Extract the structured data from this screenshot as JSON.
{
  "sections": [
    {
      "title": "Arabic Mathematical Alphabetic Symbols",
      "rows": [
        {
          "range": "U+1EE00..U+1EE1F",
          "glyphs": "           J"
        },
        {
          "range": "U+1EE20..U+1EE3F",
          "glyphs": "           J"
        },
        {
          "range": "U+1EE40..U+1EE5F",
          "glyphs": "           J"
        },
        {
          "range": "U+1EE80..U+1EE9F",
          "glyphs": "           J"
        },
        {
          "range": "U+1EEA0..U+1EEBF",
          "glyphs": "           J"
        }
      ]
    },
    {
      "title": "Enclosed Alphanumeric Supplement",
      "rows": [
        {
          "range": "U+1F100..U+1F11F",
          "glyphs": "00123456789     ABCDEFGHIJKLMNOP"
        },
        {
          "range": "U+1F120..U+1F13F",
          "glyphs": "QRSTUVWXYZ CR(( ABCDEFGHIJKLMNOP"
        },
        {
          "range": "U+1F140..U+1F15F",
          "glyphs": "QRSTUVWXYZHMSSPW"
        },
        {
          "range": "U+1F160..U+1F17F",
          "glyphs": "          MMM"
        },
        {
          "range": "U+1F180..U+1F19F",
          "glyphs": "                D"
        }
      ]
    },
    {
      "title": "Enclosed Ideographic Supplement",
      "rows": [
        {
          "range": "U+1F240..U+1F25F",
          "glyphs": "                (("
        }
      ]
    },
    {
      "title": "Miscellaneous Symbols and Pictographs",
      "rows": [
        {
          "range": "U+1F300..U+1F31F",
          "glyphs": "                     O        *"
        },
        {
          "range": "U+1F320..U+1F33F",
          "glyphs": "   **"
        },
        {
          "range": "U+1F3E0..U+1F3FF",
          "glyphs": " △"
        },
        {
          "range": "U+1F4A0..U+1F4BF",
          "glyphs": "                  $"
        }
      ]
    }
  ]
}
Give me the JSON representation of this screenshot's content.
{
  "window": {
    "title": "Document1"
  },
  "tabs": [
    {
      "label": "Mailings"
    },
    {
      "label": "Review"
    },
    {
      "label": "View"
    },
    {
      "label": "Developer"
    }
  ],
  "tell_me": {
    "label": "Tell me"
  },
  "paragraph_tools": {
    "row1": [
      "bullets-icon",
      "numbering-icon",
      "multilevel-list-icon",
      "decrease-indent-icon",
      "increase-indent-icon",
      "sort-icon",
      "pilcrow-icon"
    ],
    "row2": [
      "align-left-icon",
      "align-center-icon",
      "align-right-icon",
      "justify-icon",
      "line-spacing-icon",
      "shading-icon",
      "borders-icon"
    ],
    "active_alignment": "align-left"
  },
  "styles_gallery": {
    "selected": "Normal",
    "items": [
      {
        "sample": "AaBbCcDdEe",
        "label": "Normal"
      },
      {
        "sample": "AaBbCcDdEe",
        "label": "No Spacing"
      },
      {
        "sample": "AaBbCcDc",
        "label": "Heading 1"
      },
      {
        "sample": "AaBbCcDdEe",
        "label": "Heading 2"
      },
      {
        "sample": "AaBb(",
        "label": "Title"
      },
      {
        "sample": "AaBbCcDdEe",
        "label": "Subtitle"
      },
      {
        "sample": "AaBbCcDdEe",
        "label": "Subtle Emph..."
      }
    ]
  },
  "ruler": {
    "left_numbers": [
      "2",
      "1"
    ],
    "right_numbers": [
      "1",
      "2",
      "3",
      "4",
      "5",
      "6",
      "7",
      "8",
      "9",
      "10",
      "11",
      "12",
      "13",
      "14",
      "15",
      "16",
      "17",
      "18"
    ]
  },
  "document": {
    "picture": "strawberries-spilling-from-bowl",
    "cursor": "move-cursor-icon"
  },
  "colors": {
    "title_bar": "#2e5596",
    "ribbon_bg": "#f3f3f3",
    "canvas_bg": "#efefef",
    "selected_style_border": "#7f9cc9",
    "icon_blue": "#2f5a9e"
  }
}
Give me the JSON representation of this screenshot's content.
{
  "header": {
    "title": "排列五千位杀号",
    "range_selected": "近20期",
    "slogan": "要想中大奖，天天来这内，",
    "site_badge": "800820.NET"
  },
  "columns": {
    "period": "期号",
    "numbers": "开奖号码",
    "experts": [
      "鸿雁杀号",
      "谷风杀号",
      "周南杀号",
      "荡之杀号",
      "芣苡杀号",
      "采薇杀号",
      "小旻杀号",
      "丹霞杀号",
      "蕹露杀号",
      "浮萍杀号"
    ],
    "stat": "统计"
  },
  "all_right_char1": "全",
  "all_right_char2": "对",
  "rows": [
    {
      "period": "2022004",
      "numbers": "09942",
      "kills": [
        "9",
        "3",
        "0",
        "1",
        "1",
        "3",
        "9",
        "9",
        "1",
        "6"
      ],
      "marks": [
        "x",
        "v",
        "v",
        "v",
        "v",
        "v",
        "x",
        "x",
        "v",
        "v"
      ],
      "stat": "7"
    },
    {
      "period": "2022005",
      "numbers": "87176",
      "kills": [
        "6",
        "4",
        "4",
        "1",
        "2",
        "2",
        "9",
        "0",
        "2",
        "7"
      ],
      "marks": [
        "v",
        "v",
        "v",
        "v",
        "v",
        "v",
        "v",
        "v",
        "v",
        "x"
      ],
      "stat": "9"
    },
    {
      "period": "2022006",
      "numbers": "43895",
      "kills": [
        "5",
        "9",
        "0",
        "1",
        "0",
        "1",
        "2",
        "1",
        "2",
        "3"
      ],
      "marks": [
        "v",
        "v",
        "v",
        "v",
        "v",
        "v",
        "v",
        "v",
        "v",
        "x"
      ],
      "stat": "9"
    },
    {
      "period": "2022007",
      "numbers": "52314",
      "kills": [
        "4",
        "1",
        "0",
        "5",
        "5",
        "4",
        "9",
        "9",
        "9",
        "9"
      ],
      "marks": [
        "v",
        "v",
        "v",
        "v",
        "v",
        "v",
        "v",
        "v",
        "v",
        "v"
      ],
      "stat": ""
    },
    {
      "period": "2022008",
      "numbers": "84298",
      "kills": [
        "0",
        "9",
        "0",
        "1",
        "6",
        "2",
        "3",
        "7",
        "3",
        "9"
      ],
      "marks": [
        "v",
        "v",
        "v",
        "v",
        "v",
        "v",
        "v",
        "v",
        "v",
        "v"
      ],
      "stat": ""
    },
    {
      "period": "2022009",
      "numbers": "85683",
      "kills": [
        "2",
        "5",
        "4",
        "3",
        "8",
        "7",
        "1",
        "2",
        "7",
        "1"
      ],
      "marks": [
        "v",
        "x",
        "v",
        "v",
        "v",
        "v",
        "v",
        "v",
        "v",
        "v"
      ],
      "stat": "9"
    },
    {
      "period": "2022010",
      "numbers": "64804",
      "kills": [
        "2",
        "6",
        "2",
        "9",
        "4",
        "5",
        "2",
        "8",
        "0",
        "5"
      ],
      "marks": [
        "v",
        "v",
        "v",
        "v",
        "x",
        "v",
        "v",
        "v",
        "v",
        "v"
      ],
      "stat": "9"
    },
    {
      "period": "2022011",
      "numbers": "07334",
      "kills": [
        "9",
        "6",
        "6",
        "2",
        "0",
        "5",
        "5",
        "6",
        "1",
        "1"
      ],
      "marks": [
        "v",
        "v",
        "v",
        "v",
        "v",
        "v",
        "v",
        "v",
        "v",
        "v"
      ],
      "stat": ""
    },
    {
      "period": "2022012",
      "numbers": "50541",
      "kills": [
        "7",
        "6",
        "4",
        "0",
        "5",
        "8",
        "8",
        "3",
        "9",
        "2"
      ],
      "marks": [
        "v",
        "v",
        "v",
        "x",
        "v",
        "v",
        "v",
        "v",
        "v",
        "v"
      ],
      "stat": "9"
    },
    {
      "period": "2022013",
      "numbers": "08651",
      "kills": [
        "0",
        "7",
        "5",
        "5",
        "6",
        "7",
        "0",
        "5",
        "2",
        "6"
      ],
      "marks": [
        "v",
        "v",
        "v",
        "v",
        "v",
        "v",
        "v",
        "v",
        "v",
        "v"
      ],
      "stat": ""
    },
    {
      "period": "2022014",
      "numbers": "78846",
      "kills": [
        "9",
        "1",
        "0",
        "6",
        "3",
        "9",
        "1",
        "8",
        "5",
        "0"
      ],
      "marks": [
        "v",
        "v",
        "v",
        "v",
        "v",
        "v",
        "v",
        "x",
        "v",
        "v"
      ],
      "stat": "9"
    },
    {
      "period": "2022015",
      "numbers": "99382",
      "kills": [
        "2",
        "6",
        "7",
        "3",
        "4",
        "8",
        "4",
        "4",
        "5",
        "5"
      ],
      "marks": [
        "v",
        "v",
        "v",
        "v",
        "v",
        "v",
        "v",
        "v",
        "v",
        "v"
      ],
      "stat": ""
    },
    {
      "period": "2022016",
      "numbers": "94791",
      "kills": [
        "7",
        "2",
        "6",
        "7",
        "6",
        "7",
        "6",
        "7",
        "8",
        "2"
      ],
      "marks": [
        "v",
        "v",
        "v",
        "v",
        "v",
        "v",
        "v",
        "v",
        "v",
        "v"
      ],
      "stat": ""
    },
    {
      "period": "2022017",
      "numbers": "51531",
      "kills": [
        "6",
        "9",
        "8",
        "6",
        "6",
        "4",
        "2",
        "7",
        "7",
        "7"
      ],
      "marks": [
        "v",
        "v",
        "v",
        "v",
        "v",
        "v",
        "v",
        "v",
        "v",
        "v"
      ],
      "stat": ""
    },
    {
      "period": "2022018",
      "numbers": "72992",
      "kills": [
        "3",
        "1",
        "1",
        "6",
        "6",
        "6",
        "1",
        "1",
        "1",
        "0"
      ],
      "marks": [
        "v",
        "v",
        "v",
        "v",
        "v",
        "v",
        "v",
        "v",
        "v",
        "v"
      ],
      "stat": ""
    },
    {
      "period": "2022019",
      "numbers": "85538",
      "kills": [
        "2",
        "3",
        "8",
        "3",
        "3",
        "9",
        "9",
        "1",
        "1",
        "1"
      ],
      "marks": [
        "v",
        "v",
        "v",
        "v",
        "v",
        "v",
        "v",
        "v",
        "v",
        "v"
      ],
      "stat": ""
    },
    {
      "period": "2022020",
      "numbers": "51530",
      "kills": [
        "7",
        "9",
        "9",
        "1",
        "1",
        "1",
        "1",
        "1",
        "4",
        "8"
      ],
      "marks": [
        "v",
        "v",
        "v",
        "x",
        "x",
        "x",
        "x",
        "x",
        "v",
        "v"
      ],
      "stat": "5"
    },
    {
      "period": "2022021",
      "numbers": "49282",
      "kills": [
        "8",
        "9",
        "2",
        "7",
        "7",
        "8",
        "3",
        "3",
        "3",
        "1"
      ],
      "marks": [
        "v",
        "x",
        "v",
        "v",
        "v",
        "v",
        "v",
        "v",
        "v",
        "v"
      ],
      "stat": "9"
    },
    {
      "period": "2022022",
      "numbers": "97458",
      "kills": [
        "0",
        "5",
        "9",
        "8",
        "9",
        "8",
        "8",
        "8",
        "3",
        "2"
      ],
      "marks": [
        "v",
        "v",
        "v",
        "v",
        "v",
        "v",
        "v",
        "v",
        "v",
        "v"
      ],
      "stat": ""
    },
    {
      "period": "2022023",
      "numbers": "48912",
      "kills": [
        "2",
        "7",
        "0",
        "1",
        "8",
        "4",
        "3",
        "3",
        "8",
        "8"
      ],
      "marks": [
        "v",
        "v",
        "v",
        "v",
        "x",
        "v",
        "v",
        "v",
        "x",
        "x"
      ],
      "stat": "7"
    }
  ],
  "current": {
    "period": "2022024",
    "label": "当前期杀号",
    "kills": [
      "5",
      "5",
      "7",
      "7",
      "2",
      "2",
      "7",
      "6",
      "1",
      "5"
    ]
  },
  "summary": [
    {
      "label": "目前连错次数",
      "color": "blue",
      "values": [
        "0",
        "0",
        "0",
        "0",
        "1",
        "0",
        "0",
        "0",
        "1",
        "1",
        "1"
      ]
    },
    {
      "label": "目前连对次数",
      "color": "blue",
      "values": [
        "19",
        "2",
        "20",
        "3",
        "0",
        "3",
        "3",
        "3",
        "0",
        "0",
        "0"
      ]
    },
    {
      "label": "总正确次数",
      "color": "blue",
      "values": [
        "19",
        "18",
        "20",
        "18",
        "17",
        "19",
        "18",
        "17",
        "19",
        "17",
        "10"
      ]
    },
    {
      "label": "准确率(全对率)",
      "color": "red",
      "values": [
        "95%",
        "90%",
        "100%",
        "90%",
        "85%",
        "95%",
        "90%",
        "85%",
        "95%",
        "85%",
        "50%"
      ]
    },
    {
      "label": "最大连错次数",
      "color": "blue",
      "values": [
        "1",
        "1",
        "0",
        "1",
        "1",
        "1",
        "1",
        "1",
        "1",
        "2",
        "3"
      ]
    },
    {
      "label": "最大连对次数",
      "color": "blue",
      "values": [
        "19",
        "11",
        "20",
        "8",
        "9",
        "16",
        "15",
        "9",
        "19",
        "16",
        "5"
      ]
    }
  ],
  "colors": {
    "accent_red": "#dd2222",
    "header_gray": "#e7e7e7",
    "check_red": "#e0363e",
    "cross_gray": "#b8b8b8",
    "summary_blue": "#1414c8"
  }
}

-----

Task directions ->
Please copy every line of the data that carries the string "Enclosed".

Task answer ->
      "title": "Enclosed Alphanumeric Supplement",
      "title": "Enclosed Ideographic Supplement",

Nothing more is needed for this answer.